Objectives: Clinical case studies have implicated depression as a possible side-effect of interferon treatment for the Hepatitis C virus (HCV). However, because these studies generally did not include a pretreatment assessment of depression, it cannot be definitively stated whether depression is a side-effect of interferon treatment, a syndrome coexisting with HCV, or a common characteristic of individuals who are vulnerable to HCV infection. To gather more information about this issue, self-reported depressive symptomatology of drug users with HCV who have not received interferon treatment was compared to that of uninfected drug users.

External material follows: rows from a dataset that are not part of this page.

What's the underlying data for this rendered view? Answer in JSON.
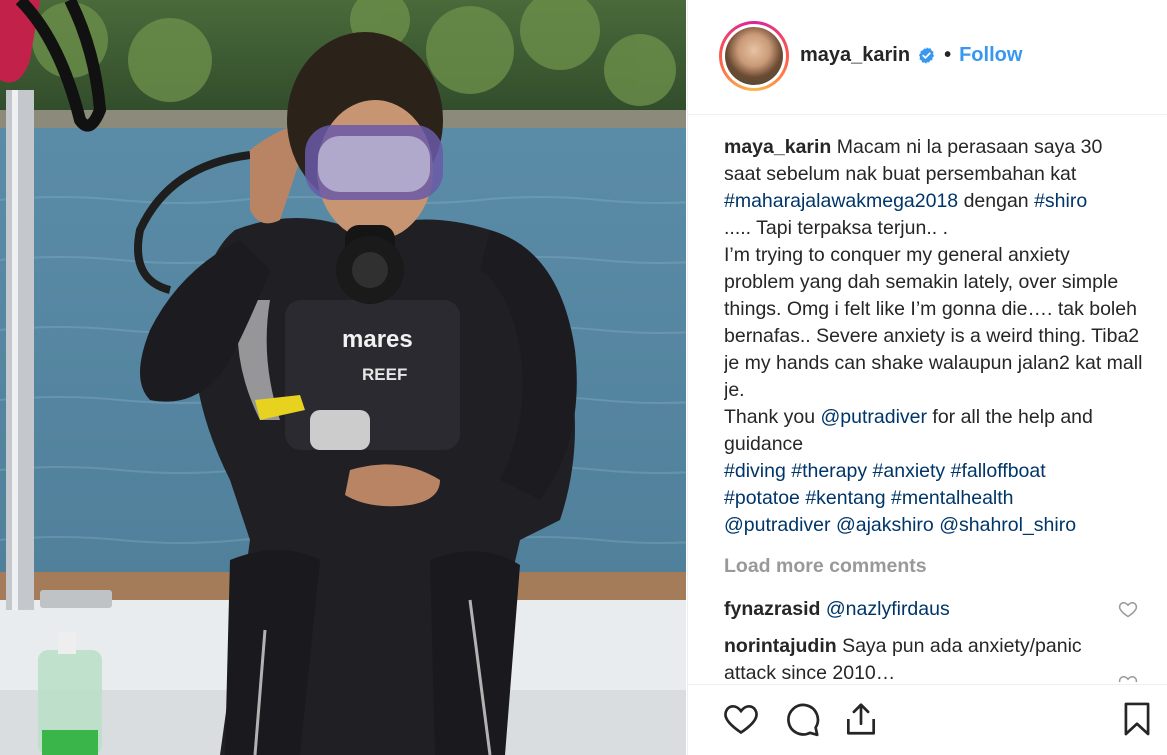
{
  "media": {
    "brand_text": "mares",
    "model_text": "REEF"
  },
  "header": {
    "username": "maya_karin",
    "separator": "•",
    "follow_label": "Follow"
  },
  "caption": {
    "author": "maya_karin",
    "text1": " Macam ni la perasaan saya 30 saat sebelum nak buat persembahan kat ",
    "tag_maharaja": "#maharajalawakmega2018",
    "text2": " dengan ",
    "tag_shiro": "#shiro",
    "text3": "..... Tapi terpaksa terjun.. .",
    "text4": "I’m trying to conquer my general anxiety problem yang dah semakin lately, over simple things. Omg i felt like I’m gonna die…. tak boleh bernafas.. Severe anxiety is a weird thing. Tiba2 je my hands can shake walaupun jalan2 kat mall je.",
    "text5a": "Thank you ",
    "mention_putradiver": "@putradiver",
    "text5b": " for all the help and guidance",
    "hashtags": [
      "#diving",
      "#therapy",
      "#anxiety",
      "#falloffboat",
      "#potatoe",
      "#kentang",
      "#mentalhealth"
    ],
    "mentions": [
      "@putradiver",
      "@ajakshiro",
      "@shahrol_shiro"
    ]
  },
  "load_more_label": "Load more comments",
  "comments": [
    {
      "author": "fynazrasid",
      "mention": "@nazlyfirdaus",
      "text": ""
    },
    {
      "author": "norintajudin",
      "mention": "",
      "text": " Saya pun ada anxiety/panic attack since 2010…"
    }
  ],
  "actions": {
    "like_icon": "heart-icon",
    "comment_icon": "comment-bubble-icon",
    "share_icon": "share-icon",
    "save_icon": "bookmark-icon"
  },
  "colors": {
    "link": "#003569",
    "follow": "#3897f0",
    "verified": "#3897f0",
    "muted": "#999999"
  }
}
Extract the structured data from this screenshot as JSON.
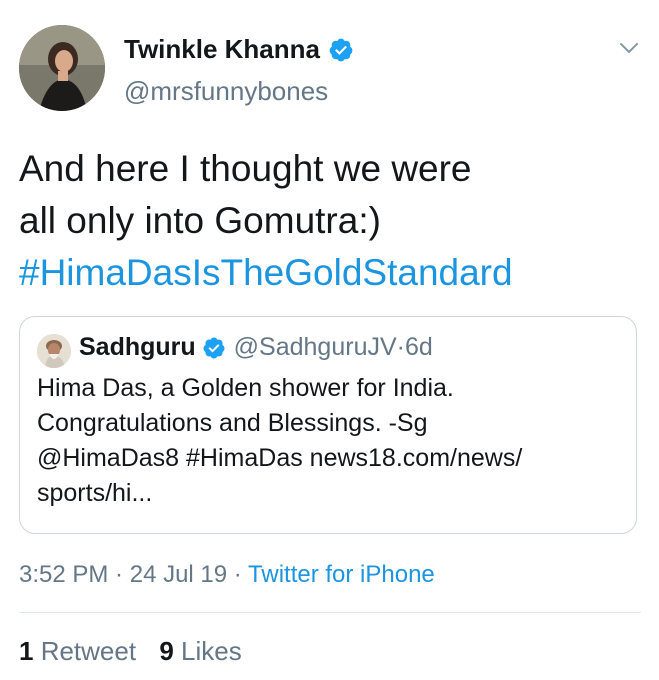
{
  "author": {
    "name": "Twinkle Khanna",
    "handle": "@mrsfunnybones",
    "verified": true
  },
  "tweet": {
    "line1": "And here I thought we were",
    "line2": "all only into Gomutra:)",
    "hashtag": "#HimaDasIsTheGoldStandard"
  },
  "quoted": {
    "name": "Sadhguru",
    "handle": "@SadhguruJV",
    "sep": " · ",
    "age": "6d",
    "line1": "Hima Das, a Golden shower for India.",
    "line2": "Congratulations and Blessings. -Sg",
    "line3": "@HimaDas8 #HimaDas news18.com/news/",
    "line4": "sports/hi..."
  },
  "meta": {
    "time": "3:52 PM",
    "sep1": " · ",
    "date": "24 Jul 19",
    "sep2": " · ",
    "source": "Twitter for iPhone"
  },
  "stats": {
    "retweets": "1",
    "retweets_label": " Retweet",
    "likes": "9",
    "likes_label": " Likes"
  },
  "colors": {
    "link_blue": "#1b95e0",
    "secondary_gray": "#657786",
    "verified_blue": "#1da1f2",
    "border": "#ccd6dd"
  }
}
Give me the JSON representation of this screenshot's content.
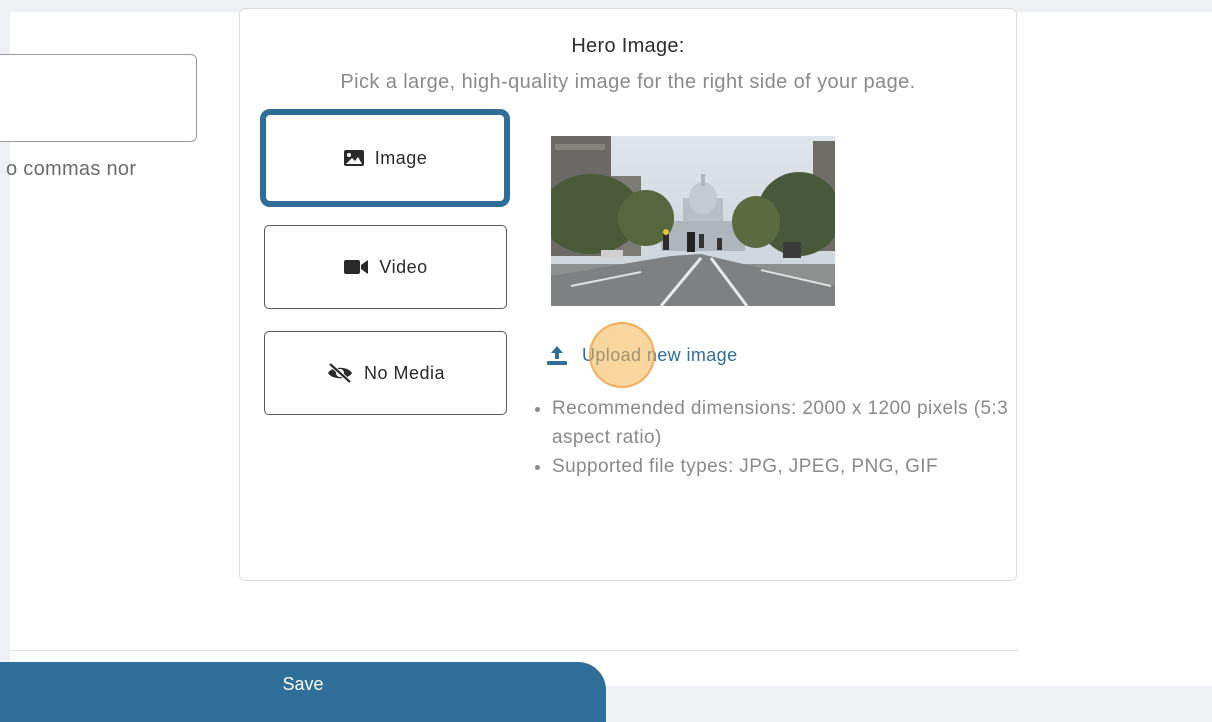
{
  "left_field": {
    "help_text": "o commas nor"
  },
  "hero": {
    "title": "Hero Image:",
    "subtitle": "Pick a large, high-quality image for the right side of your page.",
    "media_options": [
      {
        "label": "Image",
        "icon": "image-icon",
        "selected": true
      },
      {
        "label": "Video",
        "icon": "video-camera-icon",
        "selected": false
      },
      {
        "label": "No Media",
        "icon": "eye-slash-icon",
        "selected": false
      }
    ],
    "upload_label": "Upload new image",
    "hints": [
      "Recommended dimensions: 2000 x 1200 pixels (5:3 aspect ratio)",
      "Supported file types: JPG, JPEG, PNG, GIF"
    ]
  },
  "footer": {
    "save_label": "Save"
  },
  "colors": {
    "accent": "#2f6e98",
    "background": "#eef0f4",
    "cursor_highlight": "#f6b450"
  }
}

Methods: Subjects were 309 drug users not currently in substance abuse treatment who were participating in a National Institute on Drug Abuse project. Subjects completed the Center for Epidemiological Studies-Depression (CES-D) instrument and provided a blood sample for HCV testing.
Results: Serological findings revealed that 52.4% of the subjects tested positive for HCV antibodies. Of the HCV-positive subjects, 57.2% had significant depressive symptomatology, whereas only 48.2% of the HCV-negative subjects did, for an overall rate of 52.6%. The two groups also differed on two specific dimensions of depression, with the HCV-positive group scoring lower on the Positive Affect scale and higher on the Somatic/Retarded Activity scale.
Conclusions: These findings reveal high levels of depressive symptomatology among drug users, as well as the possibility of a coexisting depressive syndrome with HCV infection. These findings raise the possibility that depression associated with interferon treatment may, at least partially, be accounted for by preexisting depression. Further research is needed to determine the nature and origins of depression in individuals in treatment with interferon for HCV with specific focus placed on determining the dimensions of depression associated with HCV infection and interferon treatment.